Data in this exercise below:

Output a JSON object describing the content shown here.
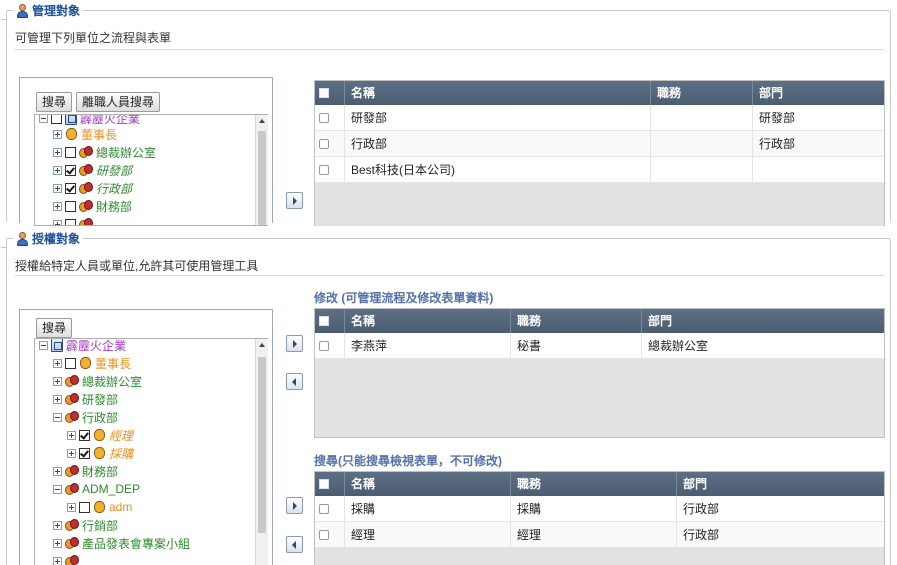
{
  "manage_section": {
    "title": "管理對象",
    "description": "可管理下列單位之流程與表單",
    "search_button": "搜尋",
    "resigned_search_button": "離職人員搜尋",
    "tree": [
      {
        "label": "霹靂火企業",
        "style": "purple"
      },
      {
        "label": "董事長",
        "style": "orange"
      },
      {
        "label": "總裁辦公室",
        "style": "green"
      },
      {
        "label": "研發部",
        "style": "green-i"
      },
      {
        "label": "行政部",
        "style": "green-i"
      },
      {
        "label": "財務部",
        "style": "green"
      }
    ],
    "grid": {
      "headers": [
        "名稱",
        "職務",
        "部門"
      ],
      "rows": [
        {
          "name": "研發部",
          "title": "",
          "dept": "研發部"
        },
        {
          "name": "行政部",
          "title": "",
          "dept": "行政部"
        },
        {
          "name": "Best科技(日本公司)",
          "title": "",
          "dept": ""
        }
      ]
    }
  },
  "auth_section": {
    "title": "授權對象",
    "description": "授權給特定人員或單位,允許其可使用管理工具",
    "search_button": "搜尋",
    "tree": [
      {
        "label": "霹靂火企業",
        "style": "purple"
      },
      {
        "label": "董事長",
        "style": "orange"
      },
      {
        "label": "總裁辦公室",
        "style": "green"
      },
      {
        "label": "研發部",
        "style": "green"
      },
      {
        "label": "行政部",
        "style": "green"
      },
      {
        "label": "經理",
        "style": "orange-i"
      },
      {
        "label": "採購",
        "style": "orange-i"
      },
      {
        "label": "財務部",
        "style": "green"
      },
      {
        "label": "ADM_DEP",
        "style": "green"
      },
      {
        "label": "adm",
        "style": "orange"
      },
      {
        "label": "行銷部",
        "style": "green"
      },
      {
        "label": "產品發表會專案小組",
        "style": "green"
      }
    ],
    "modify_grid": {
      "caption": "修改 (可管理流程及修改表單資料)",
      "headers": [
        "名稱",
        "職務",
        "部門"
      ],
      "rows": [
        {
          "name": "李燕萍",
          "title": "秘書",
          "dept": "總裁辦公室"
        }
      ]
    },
    "search_grid": {
      "caption": "搜尋(只能搜尋檢視表單，不可修改)",
      "headers": [
        "名稱",
        "職務",
        "部門"
      ],
      "rows": [
        {
          "name": "採購",
          "title": "採購",
          "dept": "行政部"
        },
        {
          "name": "經理",
          "title": "經理",
          "dept": "行政部"
        }
      ]
    }
  },
  "colors": {
    "title_blue": "#1d4f9c",
    "grid_header": "#4f6075",
    "caption_blue": "#5572a8",
    "tree_purple": "#a23cc8",
    "tree_orange": "#e8901e",
    "tree_green": "#2e8a2e"
  }
}
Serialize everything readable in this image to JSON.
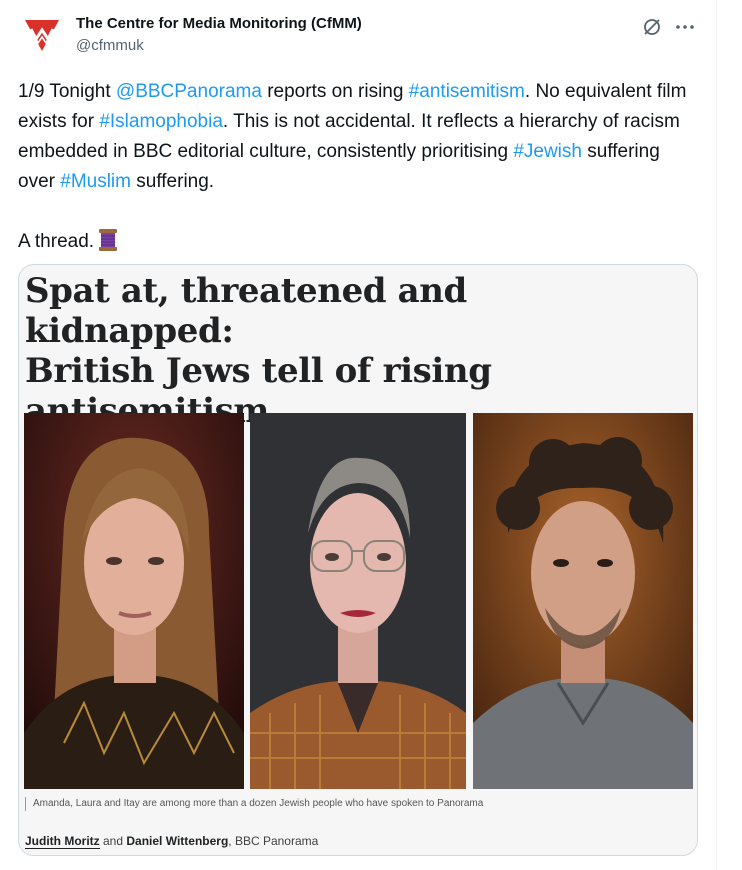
{
  "tweet": {
    "display_name": "The Centre for Media Monitoring (CfMM)",
    "handle": "@cfmmuk",
    "text": {
      "t1": "1/9 Tonight ",
      "l1": "@BBCPanorama",
      "t2": " reports on rising ",
      "l2": "#antisemitism",
      "t3": ". No equivalent film exists for ",
      "l3": "#Islamophobia",
      "t4": ". This is not accidental. It reflects a hierarchy of racism embedded in BBC editorial culture, consistently prioritising ",
      "l4": "#Jewish",
      "t5": " suffering over ",
      "l5": "#Muslim",
      "t6": " suffering.",
      "t7": "A thread."
    },
    "link_color": "#1d9bf0"
  },
  "card": {
    "headline_line1": "Spat at, threatened and kidnapped:",
    "headline_line2": "British Jews tell of rising",
    "headline_line3": "antisemitism",
    "caption": "Amanda, Laura and Itay are among more than a dozen Jewish people who have spoken to Panorama",
    "byline": {
      "author1": "Judith Moritz",
      "and": "and",
      "author2": "Daniel Wittenberg",
      "outlet": ", BBC Panorama"
    }
  },
  "icons": {
    "avatar": "cfmm-logo-icon",
    "grok": "grok-icon",
    "more": "more-icon",
    "thread": "thread-spool-icon"
  },
  "colors": {
    "brand_red": "#d9302a",
    "text": "#0f1419",
    "muted": "#536471"
  }
}
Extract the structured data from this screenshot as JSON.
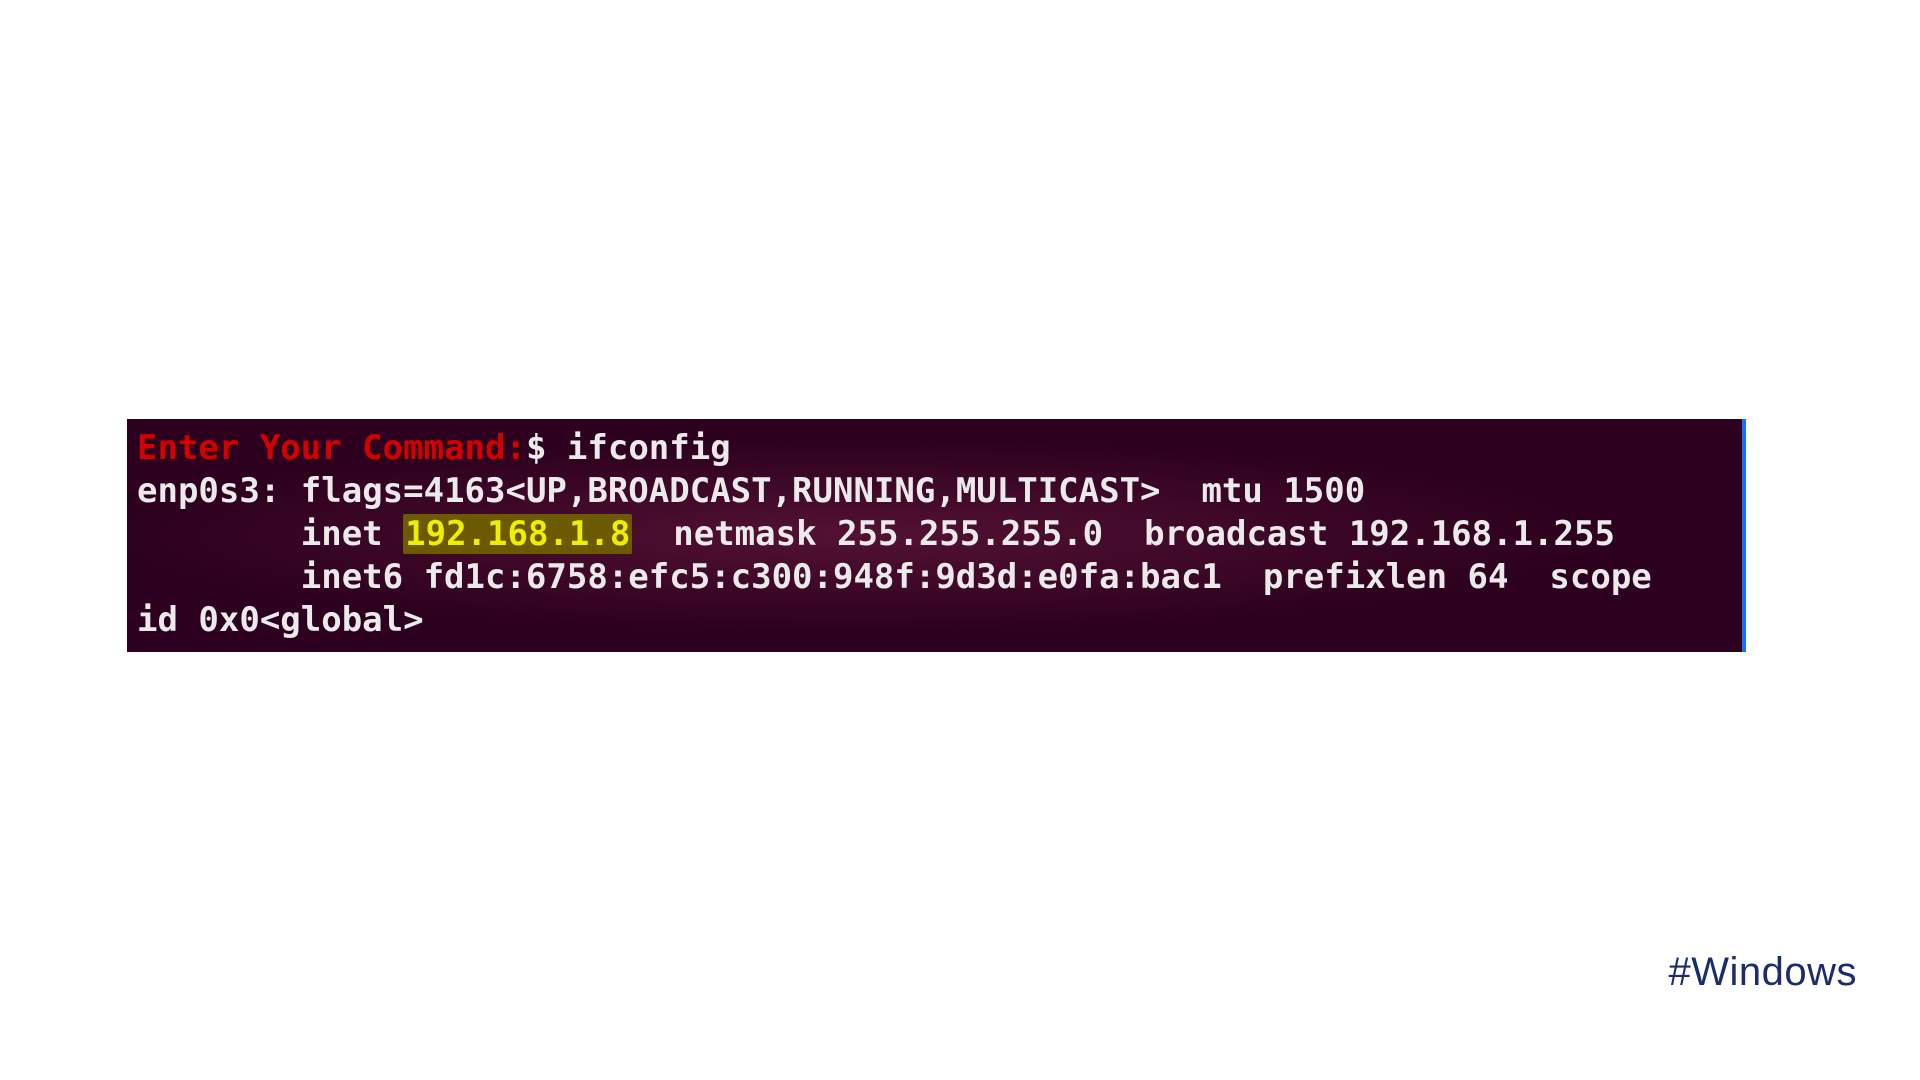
{
  "terminal": {
    "prompt_label": "Enter Your Command:",
    "prompt_symbol": "$",
    "command": "ifconfig",
    "line2_a": "enp0s3:",
    "line2_b": "flags=4163<UP,BROADCAST,RUNNING,MULTICAST>  mtu 1500",
    "inet_label": "inet",
    "ip": "192.168.1.8",
    "netmask_label": "netmask",
    "netmask_value": "255.255.255.0",
    "broadcast_label": "broadcast",
    "broadcast_value": "192.168.1.255",
    "inet6_line": "inet6 fd1c:6758:efc5:c300:948f:9d3d:e0fa:bac1  prefixlen 64  scope",
    "line5": "id 0x0<global>",
    "indent": "        "
  },
  "footer": {
    "hashtag": "#Windows"
  }
}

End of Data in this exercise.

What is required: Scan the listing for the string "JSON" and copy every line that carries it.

Exercise response:
Output a JSON object describing the content shown here.
Serialize everything readable in this image to JSON.
Extract the structured data from this screenshot as JSON.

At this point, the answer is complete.